One Book, One Chicago: writer Yiyun Li wrestles with concepts of darkness

by Jorgen Rehn correspondent

Twice yearly the Chicago Public Library system and various sponsors host a citywide event known as “One Book, One Chicago” (OBOC). According to, this event, now in its eleventh year, was created “as an opportunity to engage and enlighten our residents, foster a sense of community and create a culture of reading in our city.” Every April and November a book is chosen and events are held to discuss the content and themes therein.

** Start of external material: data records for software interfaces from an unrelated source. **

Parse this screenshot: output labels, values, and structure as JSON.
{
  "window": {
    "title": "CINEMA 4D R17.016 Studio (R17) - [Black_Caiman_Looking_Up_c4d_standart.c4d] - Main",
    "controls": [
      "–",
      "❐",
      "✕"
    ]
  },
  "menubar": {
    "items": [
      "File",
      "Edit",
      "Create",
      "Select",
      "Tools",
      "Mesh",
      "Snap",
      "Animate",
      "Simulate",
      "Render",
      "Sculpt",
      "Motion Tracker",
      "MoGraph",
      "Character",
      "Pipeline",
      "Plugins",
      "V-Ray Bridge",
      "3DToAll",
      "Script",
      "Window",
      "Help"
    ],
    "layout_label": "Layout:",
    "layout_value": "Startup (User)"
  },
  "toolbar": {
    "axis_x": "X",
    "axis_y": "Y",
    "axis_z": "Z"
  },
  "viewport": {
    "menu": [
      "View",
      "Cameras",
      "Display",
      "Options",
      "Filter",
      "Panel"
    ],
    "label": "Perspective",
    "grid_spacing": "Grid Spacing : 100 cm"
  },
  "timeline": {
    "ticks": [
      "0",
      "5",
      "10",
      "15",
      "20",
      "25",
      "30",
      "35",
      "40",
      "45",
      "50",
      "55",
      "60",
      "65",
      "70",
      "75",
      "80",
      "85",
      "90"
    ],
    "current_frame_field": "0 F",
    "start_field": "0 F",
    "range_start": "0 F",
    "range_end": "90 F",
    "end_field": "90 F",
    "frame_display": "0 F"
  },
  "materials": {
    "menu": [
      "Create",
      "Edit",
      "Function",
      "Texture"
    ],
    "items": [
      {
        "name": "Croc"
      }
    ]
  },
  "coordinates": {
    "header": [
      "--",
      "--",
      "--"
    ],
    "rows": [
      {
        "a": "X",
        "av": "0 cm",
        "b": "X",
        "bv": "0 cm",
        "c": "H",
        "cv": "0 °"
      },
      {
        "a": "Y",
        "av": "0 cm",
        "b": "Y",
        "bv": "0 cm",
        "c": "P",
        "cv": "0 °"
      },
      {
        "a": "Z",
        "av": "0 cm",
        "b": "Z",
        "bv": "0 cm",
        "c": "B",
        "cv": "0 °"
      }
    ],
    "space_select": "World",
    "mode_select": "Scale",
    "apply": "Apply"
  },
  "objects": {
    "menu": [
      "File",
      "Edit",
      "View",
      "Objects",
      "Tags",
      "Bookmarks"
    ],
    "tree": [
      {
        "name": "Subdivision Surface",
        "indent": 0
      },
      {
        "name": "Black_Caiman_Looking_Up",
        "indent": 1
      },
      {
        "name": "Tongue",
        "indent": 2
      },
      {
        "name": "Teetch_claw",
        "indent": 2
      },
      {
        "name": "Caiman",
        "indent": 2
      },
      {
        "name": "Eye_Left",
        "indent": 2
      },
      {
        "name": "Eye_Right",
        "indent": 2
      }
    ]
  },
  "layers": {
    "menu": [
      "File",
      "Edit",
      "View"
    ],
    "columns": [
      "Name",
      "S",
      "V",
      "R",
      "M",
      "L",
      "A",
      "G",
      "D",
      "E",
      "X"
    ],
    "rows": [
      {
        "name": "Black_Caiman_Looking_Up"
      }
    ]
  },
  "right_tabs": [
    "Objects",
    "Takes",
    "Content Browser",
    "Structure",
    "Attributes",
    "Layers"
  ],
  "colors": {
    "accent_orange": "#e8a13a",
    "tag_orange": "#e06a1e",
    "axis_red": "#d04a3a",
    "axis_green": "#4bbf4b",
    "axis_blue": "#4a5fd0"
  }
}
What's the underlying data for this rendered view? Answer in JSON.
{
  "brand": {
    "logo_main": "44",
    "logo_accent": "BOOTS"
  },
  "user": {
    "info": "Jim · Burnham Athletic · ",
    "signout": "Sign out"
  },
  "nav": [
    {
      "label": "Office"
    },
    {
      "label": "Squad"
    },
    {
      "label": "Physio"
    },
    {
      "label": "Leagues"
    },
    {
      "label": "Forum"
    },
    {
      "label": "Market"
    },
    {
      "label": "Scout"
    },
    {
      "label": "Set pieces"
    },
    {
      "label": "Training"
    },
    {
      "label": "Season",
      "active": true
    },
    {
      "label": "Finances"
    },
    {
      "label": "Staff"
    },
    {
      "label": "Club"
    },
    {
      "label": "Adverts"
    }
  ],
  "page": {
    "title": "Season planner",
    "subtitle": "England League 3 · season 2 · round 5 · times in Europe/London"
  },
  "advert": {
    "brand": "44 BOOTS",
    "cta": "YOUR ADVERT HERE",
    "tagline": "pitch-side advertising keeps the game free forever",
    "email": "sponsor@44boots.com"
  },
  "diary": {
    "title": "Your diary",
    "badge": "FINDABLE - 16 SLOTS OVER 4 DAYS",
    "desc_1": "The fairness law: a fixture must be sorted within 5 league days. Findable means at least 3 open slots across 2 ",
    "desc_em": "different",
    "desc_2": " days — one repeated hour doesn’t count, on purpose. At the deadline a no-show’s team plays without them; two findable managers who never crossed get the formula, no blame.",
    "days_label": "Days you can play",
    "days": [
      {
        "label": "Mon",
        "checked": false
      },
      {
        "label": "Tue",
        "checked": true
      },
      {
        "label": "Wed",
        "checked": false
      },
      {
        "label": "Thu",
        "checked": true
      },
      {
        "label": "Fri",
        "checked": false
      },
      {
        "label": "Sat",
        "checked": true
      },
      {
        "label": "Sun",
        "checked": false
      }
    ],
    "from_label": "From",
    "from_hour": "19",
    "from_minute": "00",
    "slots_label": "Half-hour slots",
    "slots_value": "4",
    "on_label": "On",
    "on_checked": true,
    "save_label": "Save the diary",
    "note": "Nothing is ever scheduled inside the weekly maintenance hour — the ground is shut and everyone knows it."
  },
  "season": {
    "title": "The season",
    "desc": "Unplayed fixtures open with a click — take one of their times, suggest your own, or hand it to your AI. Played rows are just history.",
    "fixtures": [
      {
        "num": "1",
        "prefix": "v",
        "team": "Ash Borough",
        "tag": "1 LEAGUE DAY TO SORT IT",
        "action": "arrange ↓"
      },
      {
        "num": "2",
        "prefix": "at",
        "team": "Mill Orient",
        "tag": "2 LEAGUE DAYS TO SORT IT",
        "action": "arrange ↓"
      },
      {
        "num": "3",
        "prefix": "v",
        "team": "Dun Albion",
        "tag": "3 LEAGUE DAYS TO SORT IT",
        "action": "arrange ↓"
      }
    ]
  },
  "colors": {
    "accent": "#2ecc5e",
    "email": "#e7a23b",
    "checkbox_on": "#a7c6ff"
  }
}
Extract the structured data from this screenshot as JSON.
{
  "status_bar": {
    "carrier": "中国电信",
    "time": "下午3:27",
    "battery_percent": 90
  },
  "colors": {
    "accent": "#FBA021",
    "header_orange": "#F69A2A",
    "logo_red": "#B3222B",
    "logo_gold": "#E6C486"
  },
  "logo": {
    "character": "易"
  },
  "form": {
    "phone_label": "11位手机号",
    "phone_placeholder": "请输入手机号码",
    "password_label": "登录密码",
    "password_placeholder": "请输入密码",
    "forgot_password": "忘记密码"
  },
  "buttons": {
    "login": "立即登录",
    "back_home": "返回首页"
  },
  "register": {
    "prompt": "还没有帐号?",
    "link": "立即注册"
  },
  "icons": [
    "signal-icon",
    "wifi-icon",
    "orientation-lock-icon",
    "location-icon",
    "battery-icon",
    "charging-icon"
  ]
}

This spring the OBOC choice was “Gold Boy, Emerald Girl” by writer Yiyun Li. This book, published in 2010, is the author’s third book and consists of a collection of nine short stories based in the author’s native China. One of the events held for this OBOC was a question and answer seminar with Li on April 19 at the Harold Washington Library Center. At this event, Li was very open about how her past shaped the tone of these stories.

What the reader will notice right away is that all of these stories have dark undertones that truly reach into the depth of human emotion and brokenness. When asked by the questioner, Chicago author Achy Obejas, about this aspect, Li replied, “Literature looks beyond the surface.” She went on to say that she sees no value in painting an unrealistically cheery image of a world that is dark and painful.

Li, who currently lives in California with her husband and two children, attributes this perspective to growing up in China. Her mother was a communist schoolteacher, but like many she had her fears. “‘There are eyes behind every door,’ my mother would tell me,” remembered Li. In regards to her desire to become a writer, she had to keep it secret and instead follow her parents’ wish for her to become a scientist. “My parents disapproved of reading fiction,” she said. This suppression made Li a very private person who learned to quietly observe everything she saw and internalize her feelings.

When Li was in her 20s she immigrated to the United States and found freedom in the cornfields of Iowa. “What did America mean to you at the time?” Obejas asked. “Nothing,” Li quickly replied. She then added, “It meant away from home.” Out of this milieu emerged a writer who is keenly aware of how badly humans can treat each other, and who is also skilled at showing that brokenness through the written word. Li said she strives to not be a Chinese writer or an American writer, but an international writer whose words transcend cultural divides.

PrintFriendly and PDF

    Add comment